African anthology is one for the books
This year’s winner of the Caine Prize is a first on two fronts
Sudanese writer Bushra al-Fadil has won the 2017 Caine Prize for his short story, The Story of the Girl Whose Birds Flew Away.
The Caine Prize is an annual literary award for the best original short story by an African writer published in the English language. What is striking about the award this year is that it is the first time it has been given to a short story that has been translated (from Arabic, by Max Shmookler) and the first time that illustration has formed such a key part of the story telling.

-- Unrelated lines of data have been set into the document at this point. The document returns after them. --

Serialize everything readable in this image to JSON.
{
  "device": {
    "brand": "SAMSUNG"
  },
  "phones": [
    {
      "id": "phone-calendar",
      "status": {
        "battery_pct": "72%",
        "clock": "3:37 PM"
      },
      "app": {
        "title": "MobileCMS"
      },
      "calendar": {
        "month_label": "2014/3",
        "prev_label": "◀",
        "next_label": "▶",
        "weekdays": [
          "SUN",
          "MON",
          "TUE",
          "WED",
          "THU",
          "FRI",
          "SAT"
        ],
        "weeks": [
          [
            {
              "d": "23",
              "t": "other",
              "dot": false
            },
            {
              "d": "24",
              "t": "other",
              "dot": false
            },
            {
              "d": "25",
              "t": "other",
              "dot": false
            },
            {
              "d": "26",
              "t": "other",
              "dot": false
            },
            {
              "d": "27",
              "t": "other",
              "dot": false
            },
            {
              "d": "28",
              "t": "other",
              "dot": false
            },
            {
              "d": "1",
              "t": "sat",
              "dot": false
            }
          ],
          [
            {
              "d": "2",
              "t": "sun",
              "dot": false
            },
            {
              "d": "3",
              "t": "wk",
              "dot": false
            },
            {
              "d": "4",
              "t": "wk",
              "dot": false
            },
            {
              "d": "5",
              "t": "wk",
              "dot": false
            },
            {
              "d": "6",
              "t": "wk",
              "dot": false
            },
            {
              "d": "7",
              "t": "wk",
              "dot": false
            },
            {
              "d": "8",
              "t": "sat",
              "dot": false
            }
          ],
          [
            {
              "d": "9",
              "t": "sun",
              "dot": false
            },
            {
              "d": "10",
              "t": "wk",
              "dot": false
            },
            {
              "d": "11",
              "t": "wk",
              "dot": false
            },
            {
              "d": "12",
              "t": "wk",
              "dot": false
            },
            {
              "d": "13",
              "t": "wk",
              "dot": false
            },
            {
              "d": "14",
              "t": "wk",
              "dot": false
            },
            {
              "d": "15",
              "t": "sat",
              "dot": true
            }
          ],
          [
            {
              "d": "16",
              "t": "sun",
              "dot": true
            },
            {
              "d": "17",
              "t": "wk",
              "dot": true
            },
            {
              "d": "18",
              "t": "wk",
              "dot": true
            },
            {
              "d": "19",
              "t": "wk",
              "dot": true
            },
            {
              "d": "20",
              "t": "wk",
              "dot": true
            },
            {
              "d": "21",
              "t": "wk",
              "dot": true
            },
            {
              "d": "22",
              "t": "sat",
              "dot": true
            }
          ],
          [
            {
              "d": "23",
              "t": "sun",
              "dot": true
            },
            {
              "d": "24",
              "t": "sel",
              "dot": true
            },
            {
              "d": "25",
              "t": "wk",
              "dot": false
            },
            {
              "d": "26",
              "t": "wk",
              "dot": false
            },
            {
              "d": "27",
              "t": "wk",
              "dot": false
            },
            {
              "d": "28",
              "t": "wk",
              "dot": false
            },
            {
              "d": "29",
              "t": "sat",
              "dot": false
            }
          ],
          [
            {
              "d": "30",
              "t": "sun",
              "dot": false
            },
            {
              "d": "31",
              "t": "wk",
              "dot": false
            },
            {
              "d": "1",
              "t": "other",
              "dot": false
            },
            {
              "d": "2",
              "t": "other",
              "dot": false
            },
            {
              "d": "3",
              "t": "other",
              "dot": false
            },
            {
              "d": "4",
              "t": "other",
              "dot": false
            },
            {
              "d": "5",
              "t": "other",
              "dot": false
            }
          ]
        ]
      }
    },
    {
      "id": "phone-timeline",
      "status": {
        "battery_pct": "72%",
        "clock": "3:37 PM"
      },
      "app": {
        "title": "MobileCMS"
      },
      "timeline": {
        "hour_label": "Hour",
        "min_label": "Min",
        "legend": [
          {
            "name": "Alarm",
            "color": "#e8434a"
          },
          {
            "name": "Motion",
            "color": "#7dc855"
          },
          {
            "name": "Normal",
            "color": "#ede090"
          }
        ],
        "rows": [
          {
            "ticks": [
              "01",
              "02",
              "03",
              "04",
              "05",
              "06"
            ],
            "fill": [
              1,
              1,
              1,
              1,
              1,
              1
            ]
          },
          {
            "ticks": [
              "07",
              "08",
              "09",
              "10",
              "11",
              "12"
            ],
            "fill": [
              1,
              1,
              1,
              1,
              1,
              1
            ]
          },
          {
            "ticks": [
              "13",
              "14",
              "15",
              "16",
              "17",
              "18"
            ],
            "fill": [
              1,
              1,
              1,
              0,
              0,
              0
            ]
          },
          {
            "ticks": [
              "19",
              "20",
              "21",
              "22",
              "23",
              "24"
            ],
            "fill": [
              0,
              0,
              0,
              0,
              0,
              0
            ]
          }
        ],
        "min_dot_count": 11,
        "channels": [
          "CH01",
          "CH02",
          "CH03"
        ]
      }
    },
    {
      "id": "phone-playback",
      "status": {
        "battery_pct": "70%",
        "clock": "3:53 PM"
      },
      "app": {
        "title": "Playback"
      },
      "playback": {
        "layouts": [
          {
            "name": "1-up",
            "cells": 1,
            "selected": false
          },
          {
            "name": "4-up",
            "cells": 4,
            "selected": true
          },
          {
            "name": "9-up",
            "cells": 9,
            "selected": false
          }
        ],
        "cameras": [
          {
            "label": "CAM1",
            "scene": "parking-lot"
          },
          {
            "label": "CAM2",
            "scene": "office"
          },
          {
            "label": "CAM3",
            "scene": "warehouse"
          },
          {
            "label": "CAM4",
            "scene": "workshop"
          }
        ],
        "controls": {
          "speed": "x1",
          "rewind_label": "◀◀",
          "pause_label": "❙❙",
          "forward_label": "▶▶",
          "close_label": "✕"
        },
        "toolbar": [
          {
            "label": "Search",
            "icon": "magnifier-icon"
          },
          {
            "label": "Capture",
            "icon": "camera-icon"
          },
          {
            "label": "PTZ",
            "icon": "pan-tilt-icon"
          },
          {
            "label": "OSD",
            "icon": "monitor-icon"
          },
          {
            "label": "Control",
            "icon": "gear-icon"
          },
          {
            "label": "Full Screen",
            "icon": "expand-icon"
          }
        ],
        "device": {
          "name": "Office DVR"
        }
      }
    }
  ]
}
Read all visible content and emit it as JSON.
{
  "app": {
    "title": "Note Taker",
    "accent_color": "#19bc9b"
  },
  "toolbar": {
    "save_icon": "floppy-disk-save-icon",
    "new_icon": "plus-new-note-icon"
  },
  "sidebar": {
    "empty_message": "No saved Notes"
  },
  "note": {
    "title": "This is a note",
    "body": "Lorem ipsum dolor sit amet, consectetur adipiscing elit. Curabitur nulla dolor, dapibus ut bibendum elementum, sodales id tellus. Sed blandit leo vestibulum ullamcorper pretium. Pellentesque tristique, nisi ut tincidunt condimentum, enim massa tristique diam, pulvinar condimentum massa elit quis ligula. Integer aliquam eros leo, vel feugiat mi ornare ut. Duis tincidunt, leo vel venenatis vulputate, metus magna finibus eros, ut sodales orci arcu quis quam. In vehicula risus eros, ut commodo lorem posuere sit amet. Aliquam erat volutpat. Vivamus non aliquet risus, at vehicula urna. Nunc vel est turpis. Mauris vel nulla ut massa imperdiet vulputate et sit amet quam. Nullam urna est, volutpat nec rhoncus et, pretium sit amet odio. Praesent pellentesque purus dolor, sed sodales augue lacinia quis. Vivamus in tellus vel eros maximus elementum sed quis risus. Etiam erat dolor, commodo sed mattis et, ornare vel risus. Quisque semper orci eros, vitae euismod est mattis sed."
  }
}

The Story of the Girl Whose Birds Flew Away, along with the works of finalists such as SA’s Magogodi oa Mphela Makhene, and Nigerian writers Lesley Nneka Arimah, Chikodili Emelumadu and Arinze Ifeakandu, is part of an anthology called The Goddess of Mtwara and Other Stories. The collection also includes stories written at the Caine Prize writers’ workshop, which took place in April.
The anthology is available in SA this month.